Yesterday’s Queen’s Speech was, counterintuitively, not actually delivered by the Queen. Instead, our future monarch – known for his attempts at political interference – read out the speech, written by ministers, which outlines the Government’s prospective policy agenda for the upcoming Parliamentary session. In the wake of the Nationality and Borders Act and the Police, Crime, Sentencing and Courts Act, harmful legislation is not something we should be surprised by. However, today’s speech contains particular threats to the trans community that require significant resistance. These will be briefly outlined, in the order they were announced.
Brexit Freedom Bill
The first announcement was the jingoistic ‘Brexit Freedom Bill’, aimed at making it easier to repeal ‘retained’ EU legislation following our exit from the Union. This is promoted with the goal of removing 'red tape' for businesses (read here: rights protection). Many of the rights we take for granted were incorporated into domestic legislation as a result of EU directives. For example, the duty not to discriminate against people on the basis of gender reassignment was included in UK equality legislation specifically because of the Court of Justice’s ruling in P v S. Although no specific rollbacks have yet been suggested, it is important to note that this proposed Bill opens the door for a future reduction in trans rights.

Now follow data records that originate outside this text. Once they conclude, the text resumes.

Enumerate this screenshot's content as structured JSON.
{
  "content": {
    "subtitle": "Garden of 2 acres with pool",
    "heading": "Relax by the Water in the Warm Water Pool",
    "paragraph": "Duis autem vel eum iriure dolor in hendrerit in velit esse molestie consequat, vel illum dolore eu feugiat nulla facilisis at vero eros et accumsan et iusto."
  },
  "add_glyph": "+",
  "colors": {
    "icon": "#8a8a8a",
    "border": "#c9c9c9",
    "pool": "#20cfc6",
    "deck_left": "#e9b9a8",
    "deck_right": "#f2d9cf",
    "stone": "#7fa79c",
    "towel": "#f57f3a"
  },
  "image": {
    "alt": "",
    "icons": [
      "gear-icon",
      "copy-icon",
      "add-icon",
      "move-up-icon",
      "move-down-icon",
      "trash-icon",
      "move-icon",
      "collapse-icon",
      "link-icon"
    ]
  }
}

Bill of Rights
The UK is a signatory to the European Convention on Human Rights, and has been since it came into force in 1953. This is entirely separate to the EU and unaffected by Brexit. It allows individuals in the UK who feel their rights have been violated to take their case to European Court of Human Rights in Strasbourg, where the Government can be compelled to pay damages to victims. In 1998, the Convention was incorporated into domestic law through the Human Rights Act 1998, meaning that rather than going to Strasbourg, complainants could bring human rights actions before the UK courts.
Today, the Government reiterated its intention to repeal this Act, which it feels has been interpreted too generously in favour of claimants. This is because Section 2 of the Act requires the domestic Courts to take into account the decisions and interpretations given to the rights in the Convention by the Court in Strasbourg. Significant advances in rights have derived from the analysis taken by the Strasbourg Court – for example, Christine Goodwin successfully argued that her right to private life was violated by a lack of legal recognition for her gender. This led to the Gender Recognition Act 2004.
By creating a ‘British’ Bill of Rights, domestic human rights cases will be excluded from the progressive influence of European jurisprudence. Moreover, the Government can deliberately shape the Act to limit and remove important protections. This puts our ability to uphold our human rights in significant danger.
As has already seen significant backlash from the LGBT+ community, the Government announced plans to ban conversion therapy – but not for trans people. This poses a significant threat to trans people, as has been extensively discussed. Moreover, such an exclusion is likely to significantly weaken protections for cis queer people, who are highly likely to experience attempts to coerce them into gender norms as a part of conversion therapy.
These announcements are worrying, and with a significant Parliamentary majority, measures that the Government are likely to succeed in putting through. Our only option is to organise against these attempts to damage trans rights within our community.